** Opening MATERIAL FOR THIS EXERCISE block **

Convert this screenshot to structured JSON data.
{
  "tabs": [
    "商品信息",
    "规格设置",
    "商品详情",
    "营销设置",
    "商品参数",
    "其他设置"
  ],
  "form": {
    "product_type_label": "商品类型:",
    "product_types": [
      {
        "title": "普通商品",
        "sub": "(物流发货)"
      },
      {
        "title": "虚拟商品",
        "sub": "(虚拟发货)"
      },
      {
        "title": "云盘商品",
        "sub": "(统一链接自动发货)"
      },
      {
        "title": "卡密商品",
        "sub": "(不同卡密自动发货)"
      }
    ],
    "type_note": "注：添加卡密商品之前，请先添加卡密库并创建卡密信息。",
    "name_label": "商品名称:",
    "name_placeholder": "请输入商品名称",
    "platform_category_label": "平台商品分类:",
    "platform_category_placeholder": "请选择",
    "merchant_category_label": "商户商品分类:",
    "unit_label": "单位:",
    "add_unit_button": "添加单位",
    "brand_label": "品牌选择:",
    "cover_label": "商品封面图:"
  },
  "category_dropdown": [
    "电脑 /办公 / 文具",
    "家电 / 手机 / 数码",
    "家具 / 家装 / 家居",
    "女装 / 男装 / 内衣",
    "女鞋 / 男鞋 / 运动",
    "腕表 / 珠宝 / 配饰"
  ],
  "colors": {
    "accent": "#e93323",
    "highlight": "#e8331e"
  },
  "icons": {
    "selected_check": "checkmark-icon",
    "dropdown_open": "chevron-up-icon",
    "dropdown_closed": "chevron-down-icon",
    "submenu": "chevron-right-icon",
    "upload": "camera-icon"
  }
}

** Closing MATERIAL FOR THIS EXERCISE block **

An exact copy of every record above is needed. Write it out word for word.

Convert this screenshot to structured JSON data.
{
  "tabs": [
    "商品信息",
    "规格设置",
    "商品详情",
    "营销设置",
    "商品参数",
    "其他设置"
  ],
  "form": {
    "product_type_label": "商品类型:",
    "product_types": [
      {
        "title": "普通商品",
        "sub": "(物流发货)"
      },
      {
        "title": "虚拟商品",
        "sub": "(虚拟发货)"
      },
      {
        "title": "云盘商品",
        "sub": "(统一链接自动发货)"
      },
      {
        "title": "卡密商品",
        "sub": "(不同卡密自动发货)"
      }
    ],
    "type_note": "注：添加卡密商品之前，请先添加卡密库并创建卡密信息。",
    "name_label": "商品名称:",
    "name_placeholder": "请输入商品名称",
    "platform_category_label": "平台商品分类:",
    "platform_category_placeholder": "请选择",
    "merchant_category_label": "商户商品分类:",
    "unit_label": "单位:",
    "add_unit_button": "添加单位",
    "brand_label": "品牌选择:",
    "cover_label": "商品封面图:"
  },
  "category_dropdown": [
    "电脑 /办公 / 文具",
    "家电 / 手机 / 数码",
    "家具 / 家装 / 家居",
    "女装 / 男装 / 内衣",
    "女鞋 / 男鞋 / 运动",
    "腕表 / 珠宝 / 配饰"
  ],
  "colors": {
    "accent": "#e93323",
    "highlight": "#e8331e"
  },
  "icons": {
    "selected_check": "checkmark-icon",
    "dropdown_open": "chevron-up-icon",
    "dropdown_closed": "chevron-down-icon",
    "submenu": "chevron-right-icon",
    "upload": "camera-icon"
  }
}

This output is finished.